* [Information given]:
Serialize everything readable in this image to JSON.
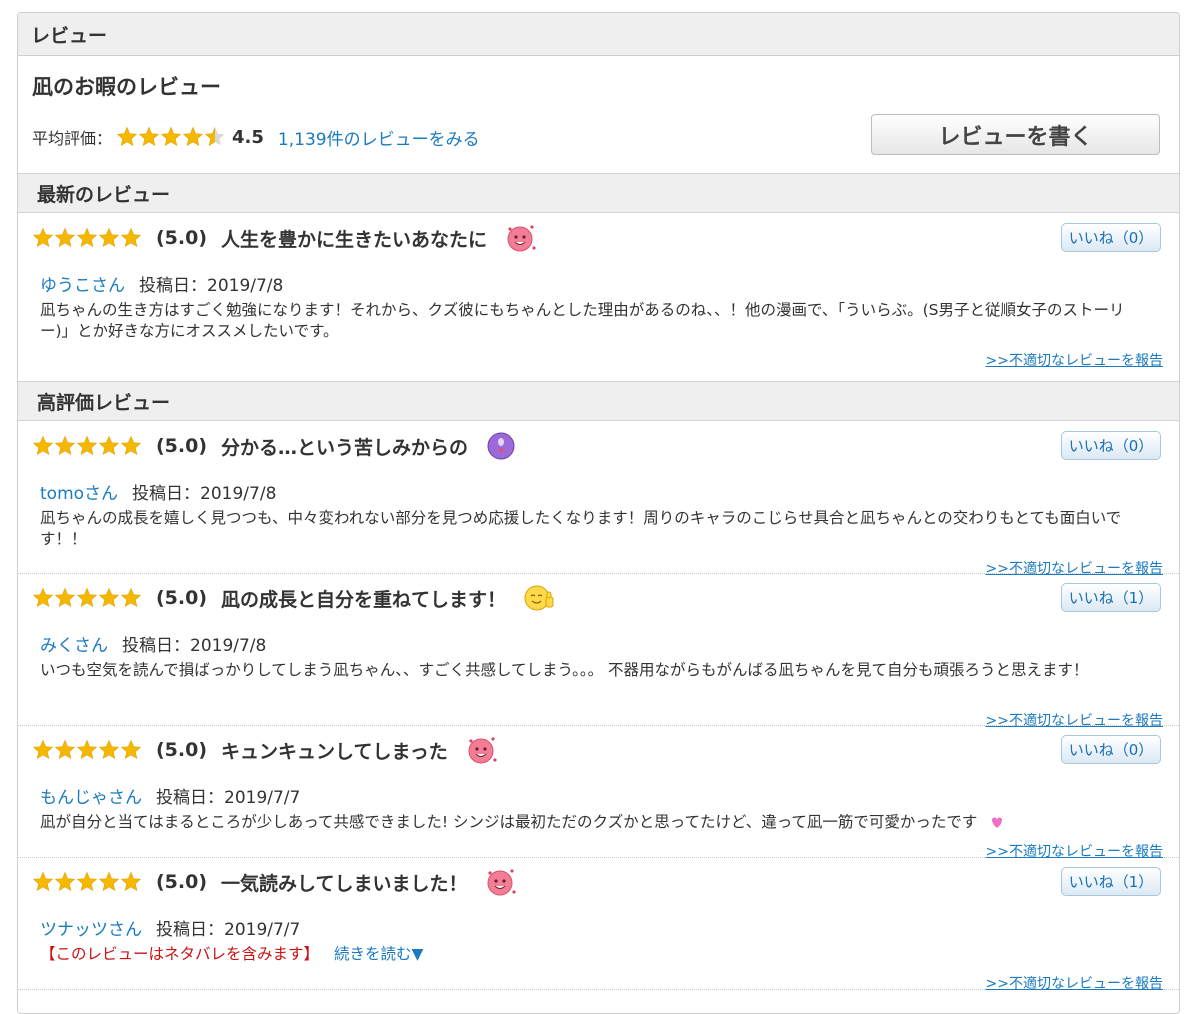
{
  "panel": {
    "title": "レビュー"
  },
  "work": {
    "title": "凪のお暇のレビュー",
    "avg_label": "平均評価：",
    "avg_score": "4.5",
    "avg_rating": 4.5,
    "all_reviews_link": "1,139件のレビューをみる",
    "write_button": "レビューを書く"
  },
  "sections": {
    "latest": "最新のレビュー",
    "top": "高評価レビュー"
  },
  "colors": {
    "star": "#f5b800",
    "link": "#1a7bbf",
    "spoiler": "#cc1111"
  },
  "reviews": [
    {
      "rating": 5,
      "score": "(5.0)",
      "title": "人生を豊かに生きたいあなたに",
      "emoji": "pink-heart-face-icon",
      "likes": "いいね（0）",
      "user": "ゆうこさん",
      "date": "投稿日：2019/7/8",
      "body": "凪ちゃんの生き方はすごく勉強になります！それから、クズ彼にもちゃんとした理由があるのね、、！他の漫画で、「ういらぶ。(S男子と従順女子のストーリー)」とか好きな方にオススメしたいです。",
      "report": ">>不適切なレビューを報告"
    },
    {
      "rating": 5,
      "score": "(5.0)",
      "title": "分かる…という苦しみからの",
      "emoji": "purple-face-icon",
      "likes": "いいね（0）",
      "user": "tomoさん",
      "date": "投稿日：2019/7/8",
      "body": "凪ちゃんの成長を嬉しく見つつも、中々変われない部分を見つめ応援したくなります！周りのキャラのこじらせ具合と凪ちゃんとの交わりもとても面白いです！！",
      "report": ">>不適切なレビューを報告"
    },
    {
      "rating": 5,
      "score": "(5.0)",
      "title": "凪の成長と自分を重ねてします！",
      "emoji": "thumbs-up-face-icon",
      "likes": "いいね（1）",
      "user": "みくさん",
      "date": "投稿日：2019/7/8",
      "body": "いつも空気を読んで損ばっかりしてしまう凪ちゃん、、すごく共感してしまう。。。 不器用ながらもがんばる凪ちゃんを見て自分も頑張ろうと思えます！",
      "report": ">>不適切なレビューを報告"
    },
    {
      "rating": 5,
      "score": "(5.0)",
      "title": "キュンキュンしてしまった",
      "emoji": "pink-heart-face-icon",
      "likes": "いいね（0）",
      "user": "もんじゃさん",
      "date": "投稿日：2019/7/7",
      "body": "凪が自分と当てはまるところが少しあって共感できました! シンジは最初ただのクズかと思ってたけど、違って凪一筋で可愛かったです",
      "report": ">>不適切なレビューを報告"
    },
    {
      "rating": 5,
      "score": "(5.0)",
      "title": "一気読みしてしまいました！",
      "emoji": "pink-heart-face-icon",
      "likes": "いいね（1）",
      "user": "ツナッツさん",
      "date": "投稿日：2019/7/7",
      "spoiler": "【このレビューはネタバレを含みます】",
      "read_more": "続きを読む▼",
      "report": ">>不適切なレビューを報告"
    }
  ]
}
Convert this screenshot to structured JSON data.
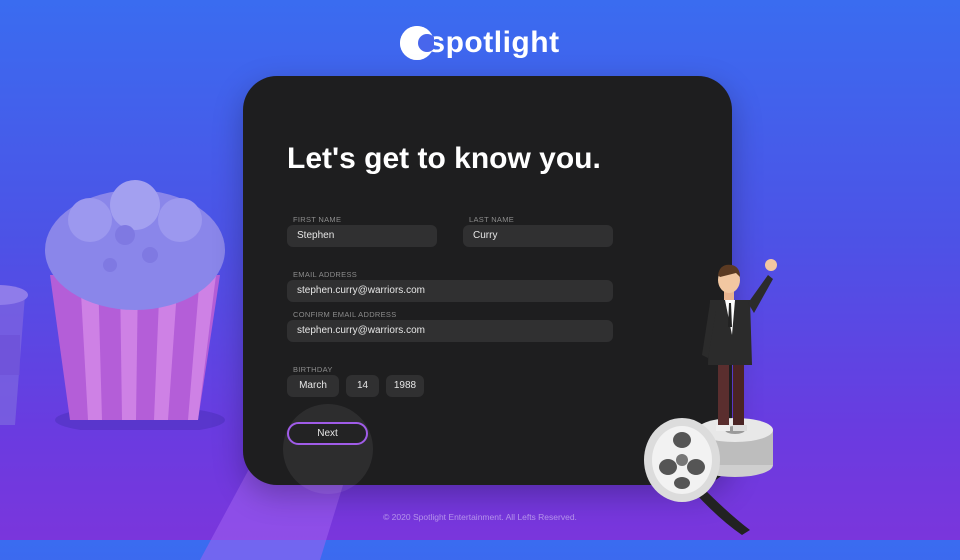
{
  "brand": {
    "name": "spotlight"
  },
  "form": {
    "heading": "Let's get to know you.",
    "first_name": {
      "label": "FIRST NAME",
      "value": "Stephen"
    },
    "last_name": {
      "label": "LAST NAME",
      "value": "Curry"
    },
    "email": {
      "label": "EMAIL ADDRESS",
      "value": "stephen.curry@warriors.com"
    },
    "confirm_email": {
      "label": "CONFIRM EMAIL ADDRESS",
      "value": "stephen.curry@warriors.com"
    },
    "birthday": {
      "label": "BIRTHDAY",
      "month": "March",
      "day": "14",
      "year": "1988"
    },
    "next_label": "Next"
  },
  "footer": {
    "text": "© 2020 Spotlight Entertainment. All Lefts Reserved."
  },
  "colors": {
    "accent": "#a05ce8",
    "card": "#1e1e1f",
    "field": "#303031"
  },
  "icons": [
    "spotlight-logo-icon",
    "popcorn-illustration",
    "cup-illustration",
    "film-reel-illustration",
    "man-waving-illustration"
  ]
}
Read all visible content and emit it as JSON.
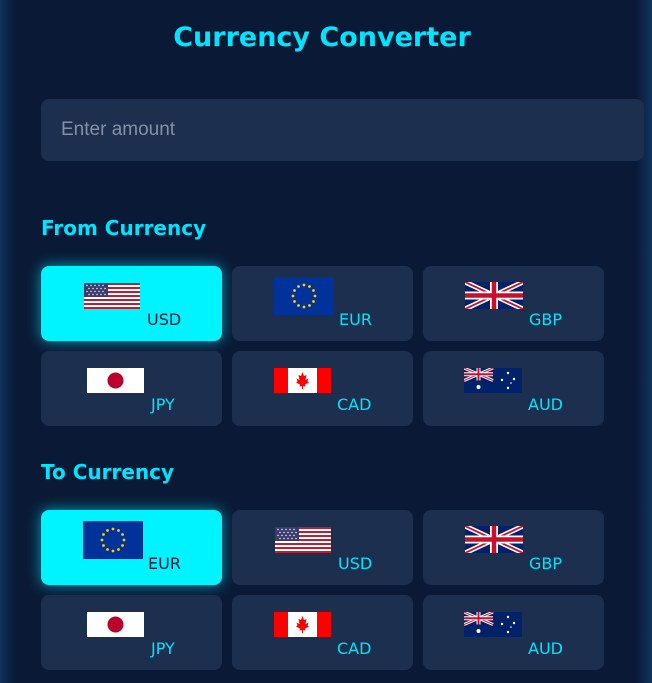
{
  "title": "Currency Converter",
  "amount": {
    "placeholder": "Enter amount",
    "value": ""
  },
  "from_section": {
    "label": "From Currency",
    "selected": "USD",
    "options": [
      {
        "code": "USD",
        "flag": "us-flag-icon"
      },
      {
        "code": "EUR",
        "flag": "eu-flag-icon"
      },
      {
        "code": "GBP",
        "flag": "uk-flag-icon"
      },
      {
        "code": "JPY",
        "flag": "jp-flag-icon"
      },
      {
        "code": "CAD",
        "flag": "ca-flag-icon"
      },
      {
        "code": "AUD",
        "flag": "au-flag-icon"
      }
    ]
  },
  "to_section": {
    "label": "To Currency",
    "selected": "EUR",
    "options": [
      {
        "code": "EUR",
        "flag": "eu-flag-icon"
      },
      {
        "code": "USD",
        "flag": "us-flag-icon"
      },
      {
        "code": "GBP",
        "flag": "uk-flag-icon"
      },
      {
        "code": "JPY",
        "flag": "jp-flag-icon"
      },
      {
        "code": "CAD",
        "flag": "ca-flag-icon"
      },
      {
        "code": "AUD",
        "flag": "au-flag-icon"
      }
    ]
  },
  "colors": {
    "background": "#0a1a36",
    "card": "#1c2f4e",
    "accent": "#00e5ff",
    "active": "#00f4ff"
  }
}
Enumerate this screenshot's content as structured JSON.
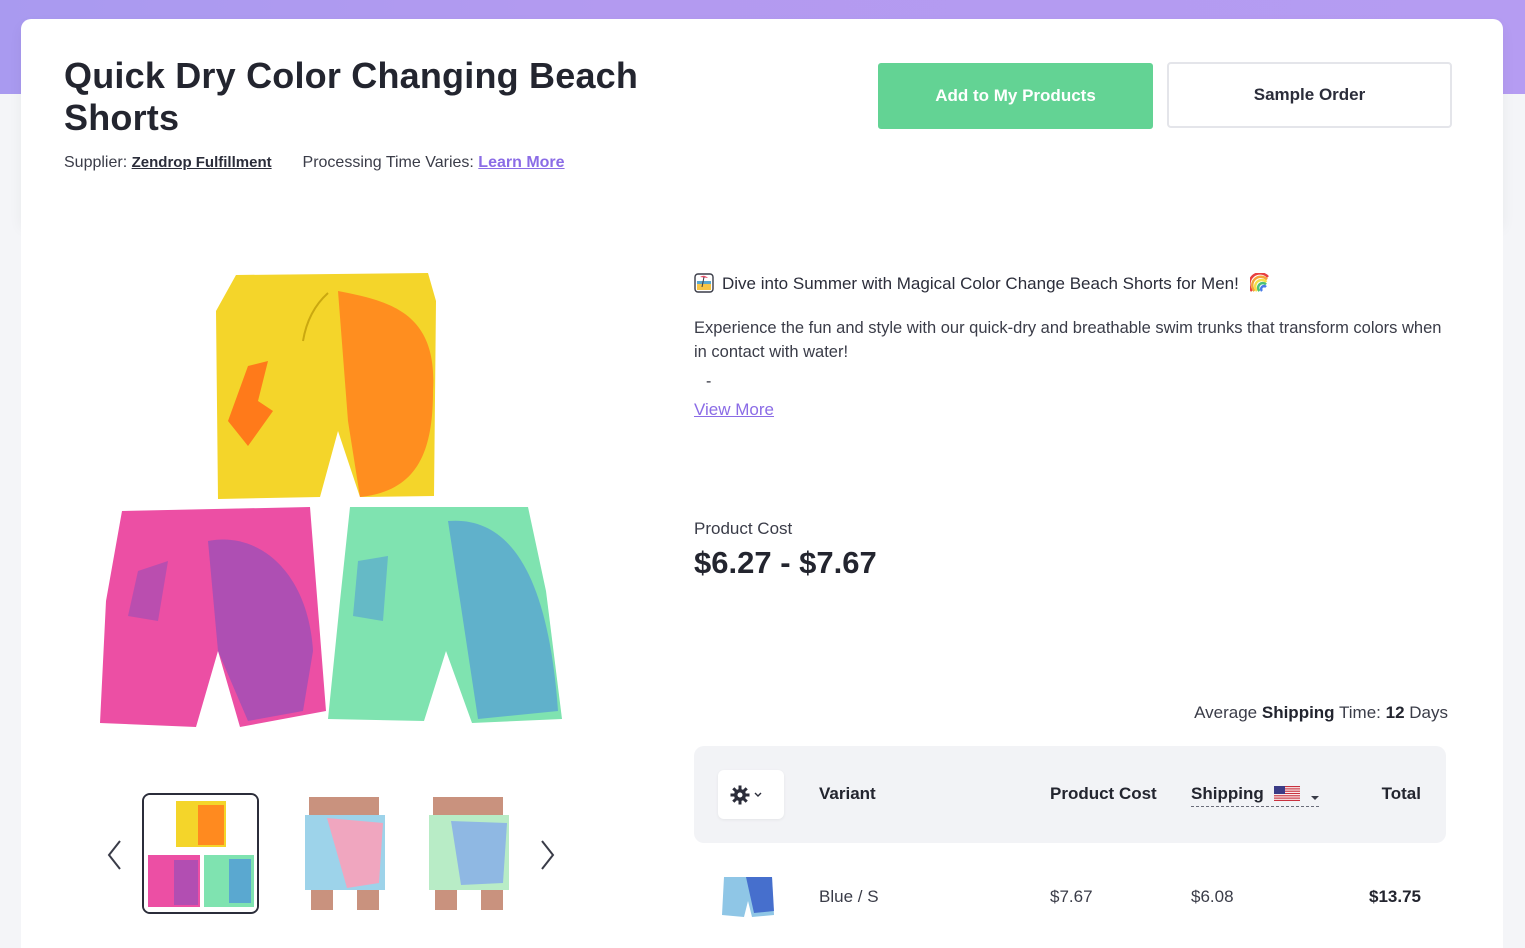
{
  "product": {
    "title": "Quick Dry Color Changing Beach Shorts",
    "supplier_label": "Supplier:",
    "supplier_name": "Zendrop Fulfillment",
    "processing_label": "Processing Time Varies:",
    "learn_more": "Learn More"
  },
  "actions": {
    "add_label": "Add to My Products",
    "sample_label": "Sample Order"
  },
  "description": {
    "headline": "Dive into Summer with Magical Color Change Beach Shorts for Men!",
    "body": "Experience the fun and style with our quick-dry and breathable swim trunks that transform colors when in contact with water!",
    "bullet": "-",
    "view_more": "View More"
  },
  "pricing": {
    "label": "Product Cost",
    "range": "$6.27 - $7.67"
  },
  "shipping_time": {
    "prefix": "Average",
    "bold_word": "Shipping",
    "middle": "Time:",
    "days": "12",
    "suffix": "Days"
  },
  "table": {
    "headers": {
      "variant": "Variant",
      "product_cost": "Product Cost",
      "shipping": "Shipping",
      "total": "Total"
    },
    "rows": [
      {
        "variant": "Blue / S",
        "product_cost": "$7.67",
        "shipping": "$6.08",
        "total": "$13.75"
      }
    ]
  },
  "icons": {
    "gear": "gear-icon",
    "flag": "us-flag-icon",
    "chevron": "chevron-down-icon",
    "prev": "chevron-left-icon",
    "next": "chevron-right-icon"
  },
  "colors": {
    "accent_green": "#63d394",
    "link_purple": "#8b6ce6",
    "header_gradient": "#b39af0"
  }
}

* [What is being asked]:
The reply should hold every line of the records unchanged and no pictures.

* [Response to the exercise]:
Serialize everything readable in this image to JSON.
{
  "panel": {
    "title": "レビュー"
  },
  "work": {
    "title": "凪のお暇のレビュー",
    "avg_label": "平均評価：",
    "avg_score": "4.5",
    "avg_rating": 4.5,
    "all_reviews_link": "1,139件のレビューをみる",
    "write_button": "レビューを書く"
  },
  "sections": {
    "latest": "最新のレビュー",
    "top": "高評価レビュー"
  },
  "colors": {
    "star": "#f5b800",
    "link": "#1a7bbf",
    "spoiler": "#cc1111"
  },
  "reviews": [
    {
      "rating": 5,
      "score": "(5.0)",
      "title": "人生を豊かに生きたいあなたに",
      "emoji": "pink-heart-face-icon",
      "likes": "いいね（0）",
      "user": "ゆうこさん",
      "date": "投稿日：2019/7/8",
      "body": "凪ちゃんの生き方はすごく勉強になります！それから、クズ彼にもちゃんとした理由があるのね、、！他の漫画で、「ういらぶ。(S男子と従順女子のストーリー)」とか好きな方にオススメしたいです。",
      "report": ">>不適切なレビューを報告"
    },
    {
      "rating": 5,
      "score": "(5.0)",
      "title": "分かる…という苦しみからの",
      "emoji": "purple-face-icon",
      "likes": "いいね（0）",
      "user": "tomoさん",
      "date": "投稿日：2019/7/8",
      "body": "凪ちゃんの成長を嬉しく見つつも、中々変われない部分を見つめ応援したくなります！周りのキャラのこじらせ具合と凪ちゃんとの交わりもとても面白いです！！",
      "report": ">>不適切なレビューを報告"
    },
    {
      "rating": 5,
      "score": "(5.0)",
      "title": "凪の成長と自分を重ねてします！",
      "emoji": "thumbs-up-face-icon",
      "likes": "いいね（1）",
      "user": "みくさん",
      "date": "投稿日：2019/7/8",
      "body": "いつも空気を読んで損ばっかりしてしまう凪ちゃん、、すごく共感してしまう。。。 不器用ながらもがんばる凪ちゃんを見て自分も頑張ろうと思えます！",
      "report": ">>不適切なレビューを報告"
    },
    {
      "rating": 5,
      "score": "(5.0)",
      "title": "キュンキュンしてしまった",
      "emoji": "pink-heart-face-icon",
      "likes": "いいね（0）",
      "user": "もんじゃさん",
      "date": "投稿日：2019/7/7",
      "body": "凪が自分と当てはまるところが少しあって共感できました! シンジは最初ただのクズかと思ってたけど、違って凪一筋で可愛かったです",
      "report": ">>不適切なレビューを報告"
    },
    {
      "rating": 5,
      "score": "(5.0)",
      "title": "一気読みしてしまいました！",
      "emoji": "pink-heart-face-icon",
      "likes": "いいね（1）",
      "user": "ツナッツさん",
      "date": "投稿日：2019/7/7",
      "spoiler": "【このレビューはネタバレを含みます】",
      "read_more": "続きを読む▼",
      "report": ">>不適切なレビューを報告"
    }
  ]
}
Convert this screenshot to structured JSON data.
{
  "brand": {
    "name": "spotlight"
  },
  "form": {
    "heading": "Let's get to know you.",
    "first_name": {
      "label": "FIRST NAME",
      "value": "Stephen"
    },
    "last_name": {
      "label": "LAST NAME",
      "value": "Curry"
    },
    "email": {
      "label": "EMAIL ADDRESS",
      "value": "stephen.curry@warriors.com"
    },
    "confirm_email": {
      "label": "CONFIRM EMAIL ADDRESS",
      "value": "stephen.curry@warriors.com"
    },
    "birthday": {
      "label": "BIRTHDAY",
      "month": "March",
      "day": "14",
      "year": "1988"
    },
    "next_label": "Next"
  },
  "footer": {
    "text": "© 2020 Spotlight Entertainment. All Lefts Reserved."
  },
  "colors": {
    "accent": "#a05ce8",
    "card": "#1e1e1f",
    "field": "#303031"
  },
  "icons": [
    "spotlight-logo-icon",
    "popcorn-illustration",
    "cup-illustration",
    "film-reel-illustration",
    "man-waving-illustration"
  ]
}
Read all visible content and emit it as JSON.
{
  "title": "Currency Converter",
  "amount": {
    "placeholder": "Enter amount",
    "value": ""
  },
  "from_section": {
    "label": "From Currency",
    "selected": "USD",
    "options": [
      {
        "code": "USD",
        "flag": "us-flag-icon"
      },
      {
        "code": "EUR",
        "flag": "eu-flag-icon"
      },
      {
        "code": "GBP",
        "flag": "uk-flag-icon"
      },
      {
        "code": "JPY",
        "flag": "jp-flag-icon"
      },
      {
        "code": "CAD",
        "flag": "ca-flag-icon"
      },
      {
        "code": "AUD",
        "flag": "au-flag-icon"
      }
    ]
  },
  "to_section": {
    "label": "To Currency",
    "selected": "EUR",
    "options": [
      {
        "code": "EUR",
        "flag": "eu-flag-icon"
      },
      {
        "code": "USD",
        "flag": "us-flag-icon"
      },
      {
        "code": "GBP",
        "flag": "uk-flag-icon"
      },
      {
        "code": "JPY",
        "flag": "jp-flag-icon"
      },
      {
        "code": "CAD",
        "flag": "ca-flag-icon"
      },
      {
        "code": "AUD",
        "flag": "au-flag-icon"
      }
    ]
  },
  "colors": {
    "background": "#0a1a36",
    "card": "#1c2f4e",
    "accent": "#00e5ff",
    "active": "#00f4ff"
  }
}
Enumerate this screenshot's content as structured JSON.
{
  "product": {
    "title": "Quick Dry Color Changing Beach Shorts",
    "supplier_label": "Supplier:",
    "supplier_name": "Zendrop Fulfillment",
    "processing_label": "Processing Time Varies:",
    "learn_more": "Learn More"
  },
  "actions": {
    "add_label": "Add to My Products",
    "sample_label": "Sample Order"
  },
  "description": {
    "headline": "Dive into Summer with Magical Color Change Beach Shorts for Men!",
    "body": "Experience the fun and style with our quick-dry and breathable swim trunks that transform colors when in contact with water!",
    "bullet": "-",
    "view_more": "View More"
  },
  "pricing": {
    "label": "Product Cost",
    "range": "$6.27 - $7.67"
  },
  "shipping_time": {
    "prefix": "Average",
    "bold_word": "Shipping",
    "middle": "Time:",
    "days": "12",
    "suffix": "Days"
  },
  "table": {
    "headers": {
      "variant": "Variant",
      "product_cost": "Product Cost",
      "shipping": "Shipping",
      "total": "Total"
    },
    "rows": [
      {
        "variant": "Blue / S",
        "product_cost": "$7.67",
        "shipping": "$6.08",
        "total": "$13.75"
      }
    ]
  },
  "icons": {
    "gear": "gear-icon",
    "flag": "us-flag-icon",
    "chevron": "chevron-down-icon",
    "prev": "chevron-left-icon",
    "next": "chevron-right-icon"
  },
  "colors": {
    "accent_green": "#63d394",
    "link_purple": "#8b6ce6",
    "header_gradient": "#b39af0"
  }
}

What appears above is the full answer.